An advertisement for Henry Laurens’ business in the South Carolina Gazette read:
JUST IMPORTED in the Billander London Cap. Youn from Bristol and Capt. Allenby from Lancanshite, Oznabrugs, Irish shirting and sheeting, Linnen, sheat lead, bullets, shot, bottled beer and cyder, writing paper, paving stones, grind stones and millstones, Cornish tiles, white lead, tobacco plugs, iron pots, all sorts of nails, striped duffils, Tarrington rugs, linseed oil, Gloucestire, Lancashire and Cheshire cheese, butter, fine mould tallow candles, currans and raisins in small jars, earthen ware, best sail cloth, crown glass 8 by 10 and 9 by 11, empty quart bottles and coals – also imported, a parcel of muscavado sugar in barrels and three negro men to be sold by Austin and Laurens.

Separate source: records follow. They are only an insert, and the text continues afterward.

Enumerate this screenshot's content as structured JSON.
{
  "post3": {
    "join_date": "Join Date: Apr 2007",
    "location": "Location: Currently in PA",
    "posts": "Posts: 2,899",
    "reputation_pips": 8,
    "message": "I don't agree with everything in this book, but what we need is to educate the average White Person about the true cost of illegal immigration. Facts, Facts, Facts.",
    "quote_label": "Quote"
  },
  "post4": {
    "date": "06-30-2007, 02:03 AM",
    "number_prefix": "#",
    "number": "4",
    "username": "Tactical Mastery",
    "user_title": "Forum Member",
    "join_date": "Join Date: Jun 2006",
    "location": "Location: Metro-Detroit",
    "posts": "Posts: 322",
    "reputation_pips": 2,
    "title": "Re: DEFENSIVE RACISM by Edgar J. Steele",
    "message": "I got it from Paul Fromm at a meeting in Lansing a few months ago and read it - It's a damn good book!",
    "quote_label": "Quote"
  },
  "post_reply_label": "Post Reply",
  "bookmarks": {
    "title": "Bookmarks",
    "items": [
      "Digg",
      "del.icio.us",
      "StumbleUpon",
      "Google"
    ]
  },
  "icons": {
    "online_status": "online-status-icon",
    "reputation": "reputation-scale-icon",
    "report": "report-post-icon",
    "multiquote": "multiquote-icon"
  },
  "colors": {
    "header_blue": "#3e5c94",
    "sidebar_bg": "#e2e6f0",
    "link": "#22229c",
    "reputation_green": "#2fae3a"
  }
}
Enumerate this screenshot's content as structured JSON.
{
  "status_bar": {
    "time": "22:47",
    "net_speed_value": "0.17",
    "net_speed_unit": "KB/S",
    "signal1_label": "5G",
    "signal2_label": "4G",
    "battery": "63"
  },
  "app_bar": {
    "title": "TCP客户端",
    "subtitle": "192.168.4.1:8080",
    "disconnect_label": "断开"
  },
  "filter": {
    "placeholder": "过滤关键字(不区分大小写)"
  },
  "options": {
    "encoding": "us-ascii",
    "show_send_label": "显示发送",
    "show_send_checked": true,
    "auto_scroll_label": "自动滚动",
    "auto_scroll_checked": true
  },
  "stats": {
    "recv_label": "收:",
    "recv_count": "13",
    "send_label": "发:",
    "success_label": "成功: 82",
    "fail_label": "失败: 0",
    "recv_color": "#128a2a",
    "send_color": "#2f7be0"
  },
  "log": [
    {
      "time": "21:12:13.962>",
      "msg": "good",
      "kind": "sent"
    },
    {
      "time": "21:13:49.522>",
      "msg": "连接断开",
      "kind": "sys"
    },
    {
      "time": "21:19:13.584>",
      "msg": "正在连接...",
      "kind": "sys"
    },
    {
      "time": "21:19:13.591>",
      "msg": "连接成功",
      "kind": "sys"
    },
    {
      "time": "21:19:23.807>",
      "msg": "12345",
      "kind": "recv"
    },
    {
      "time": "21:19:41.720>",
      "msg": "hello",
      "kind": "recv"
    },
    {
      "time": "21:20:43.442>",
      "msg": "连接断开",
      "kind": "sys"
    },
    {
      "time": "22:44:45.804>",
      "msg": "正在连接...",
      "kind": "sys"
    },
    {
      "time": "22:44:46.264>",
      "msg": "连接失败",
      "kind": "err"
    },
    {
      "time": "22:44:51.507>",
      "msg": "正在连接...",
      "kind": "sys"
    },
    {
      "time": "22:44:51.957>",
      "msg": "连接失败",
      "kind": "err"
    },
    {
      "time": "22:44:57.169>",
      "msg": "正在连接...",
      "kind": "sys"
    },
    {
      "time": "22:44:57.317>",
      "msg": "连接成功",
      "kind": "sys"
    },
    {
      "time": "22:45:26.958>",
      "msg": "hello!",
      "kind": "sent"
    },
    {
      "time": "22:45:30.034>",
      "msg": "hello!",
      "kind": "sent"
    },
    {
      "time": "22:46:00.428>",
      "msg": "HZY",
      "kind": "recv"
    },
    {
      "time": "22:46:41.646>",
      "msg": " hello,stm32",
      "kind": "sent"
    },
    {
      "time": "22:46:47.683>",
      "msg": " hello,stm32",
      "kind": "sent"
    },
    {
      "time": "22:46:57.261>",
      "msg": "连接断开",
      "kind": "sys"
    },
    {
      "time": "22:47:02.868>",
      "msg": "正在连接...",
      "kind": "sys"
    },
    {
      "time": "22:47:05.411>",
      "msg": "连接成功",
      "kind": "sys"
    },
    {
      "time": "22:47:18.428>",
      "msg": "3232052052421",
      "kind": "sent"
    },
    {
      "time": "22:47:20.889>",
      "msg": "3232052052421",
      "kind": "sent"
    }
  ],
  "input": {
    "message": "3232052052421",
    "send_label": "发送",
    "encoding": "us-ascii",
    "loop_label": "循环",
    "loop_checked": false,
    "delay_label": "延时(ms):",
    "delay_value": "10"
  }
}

Henry Laurens Pinckney, son of Charles Pinckney, was elected to the South Carolina House at age twenty-two. He had graduated as valedictorian at South Carolina College (now the University of South Carolina) four years before.
With much pomp and pageantry, the cornerstone of the new Citadel campus was laid on Thanksgiving Day. Samuel T. Lanham, head of the Masonic Lodge of South Carolina, laid the stone, wearing a piece of jewelry that Marquis de Lafayette had given the Masons during his 1825 visit.